As said before, it's not perfect. Derrickson directs the flick with confidence and a keen eye for bizarre visuals. Visuals is a word you'll hear a lot of when discussing the film, because that's certainly the main draw. Worlds bend, twist, flip and universes smash together in a wave of trippy effects and fluorescent colour. It's a wonder, but also a distraction from a pace that's just a little too fast for it's own good. When the film stops to let characters breathe, reflect, interact and develop, it's ****ing great. A late scene between Cumberbach and Swinton is probably the best example of strong development in the MCU, but similar moments are lost in the breakneck race to the climax. The films itself is a wonder, but does let itself down with a surprisingly short runtime. I was amazed when it ended, thinking that there could have easily been another 30 minutes and nobody would have felt it.
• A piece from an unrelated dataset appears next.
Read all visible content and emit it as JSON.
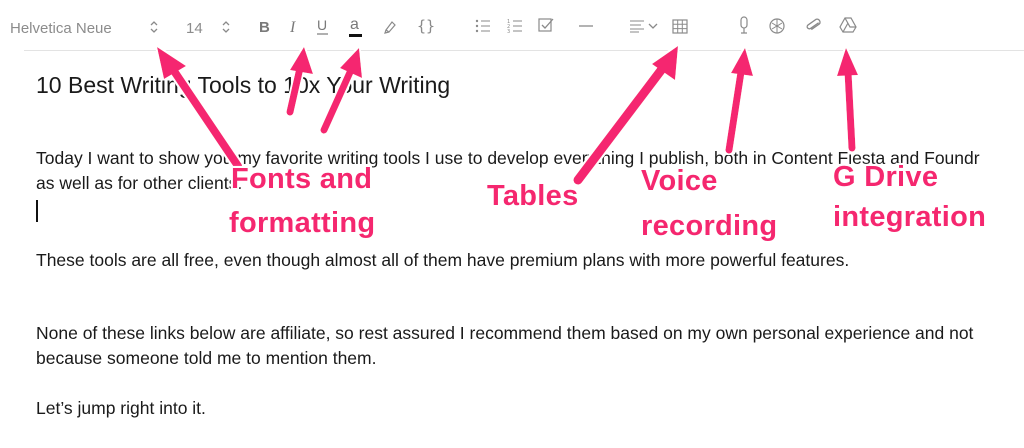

The same problem of weak villains emerges here, but it's far more forgivable than say, Thor: The Dark World. The focus is where it should be; Dr. Stephen Strange. Our hero has a brand new journey, and a whole different universe to introduce us to, and I am pleased that the film takes time to ease us into it, and then let it explode all around us.
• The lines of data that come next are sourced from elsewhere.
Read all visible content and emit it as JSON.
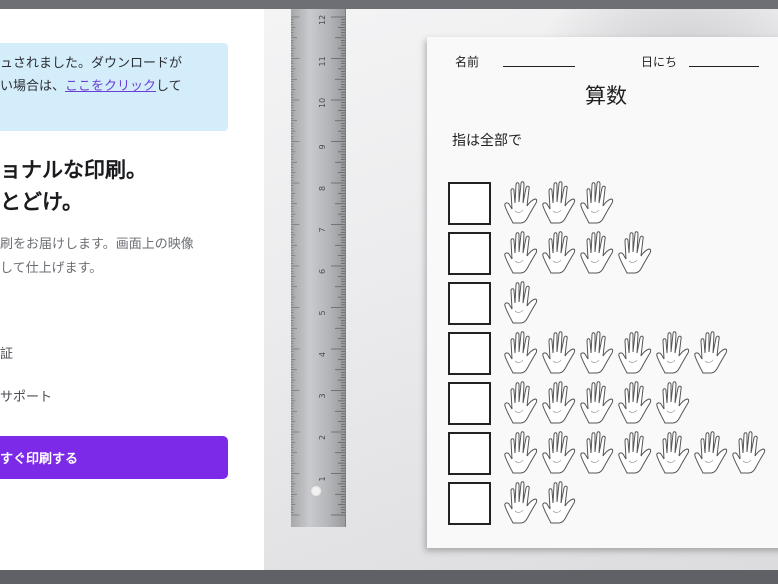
{
  "modal": {
    "notice": {
      "line1": "ュされました。ダウンロードが",
      "line2_prefix": "い場合は、",
      "link": "ここをクリック",
      "line2_suffix": "して"
    },
    "heading": {
      "line1": "ョナルな印刷。",
      "line2": "とどけ。"
    },
    "description": {
      "line1": "刷をお届けします。画面上の映像",
      "line2": "して仕上げます。"
    },
    "features": [
      "証",
      "サポート"
    ],
    "print_button": "すぐ印刷する"
  },
  "worksheet": {
    "name_label": "名前",
    "date_label": "日にち",
    "title": "算数",
    "instruction": "指は全部で",
    "rows": [
      {
        "hands": 3
      },
      {
        "hands": 4
      },
      {
        "hands": 1
      },
      {
        "hands": 6
      },
      {
        "hands": 5
      },
      {
        "hands": 7
      },
      {
        "hands": 2
      }
    ]
  },
  "ruler": {
    "numbers": [
      "12",
      "11",
      "10",
      "9",
      "8",
      "7",
      "6",
      "5",
      "4",
      "3",
      "2",
      "1"
    ]
  },
  "colors": {
    "notice_bg": "#d4edfb",
    "link": "#6a3fd6",
    "button_bg": "#7c2ae8",
    "backdrop": "#8e9096"
  }
}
Supporting characters here are fantastic. Benedict Wong is the highlight as a Librarian of the Mystic Arts, and Chiwetel Ejiofor is excellent as the dramatic anchor and a character that fans of the comics will know all-too-well. I've mentioned it, but characters are really where the film excels.

Michael Giacchino graces the Marvel Cinematic Universe with his presence and gives us one hell of a score. Unlike some of the more generic tunes of Age of Ultron, Giacchino lets the visuals boom even more with wonderful and wacky tunes. Not to take credit away either, as the dramatic moments are increased by his subtle notes and touches. I don't bring scores up too much, but this is one of the MCU's best.

Doctor Strange isn't a masterpiece. It has it's flaws, but it also has some solid gold strengths. It'll please crowds and fans of the comic, and it certainly tickled my fancy plenty. Strong characters, visuals, score and writing elevate the thinner story and disappointing villain ( and from Hannibal Lecter himself!). It's a great character-piece with a fun ride attached to it, and certainly better than what most of 2016 has given us.

I am the Watcher in the Night
(Imported from Letterboxd)

Star Trek Beyond

Refreshing, exciting, joyous, and filled with a glee that the franchise hasn't had in a while, Star Trek Beyond is a triumphant celebration of 50 years of Trek.

Oh man, I liked your reviews but I gotta disagree with this. I enjoyed the first move in this trilogy but since then everything is so tired and there is way too much of that guy whos name I've forgotten. The Shaun of the Dead guy. There was too much of him in the last MI movie too.
"Frankly, my dear, I don't give a damn"

"I need your clothes, your boots and your motorcycle"

Precious tritium is what makes this project go.
Mission: Impossible Fallout
[letterboxd import]

The TITANIC of it's genre. Mission: Impossible Fallout is, to put it lightly, an absolute epic.

I once was captivated by my best friend throughout most of high school, and the way he would describe his infectious love for Terminator 2: Judgement Day. I envied him, and the sheer passion he had for the film. Not to say that cinema experiences haven't shaken and shaped my life; The Matrix, Raiders, Cloud Atlas. All of these and many more have sparked my creativity, interest, obsessions and even captured pieces of my life and shown them back to me in the ways that only film can. However, none of these ever truly captured that unreachable green light that Ricky held in his hands when he talked about the first time he saw that movie,

How he could he ever forget the one experience that changed his life forever?

Tearing through the leather of the seats in the theatre tonight, holding my breath, sighing with relief for a moment only to find the air from my lungs stolen again by a mere film.
Not to exaggerate. But...I found that movie.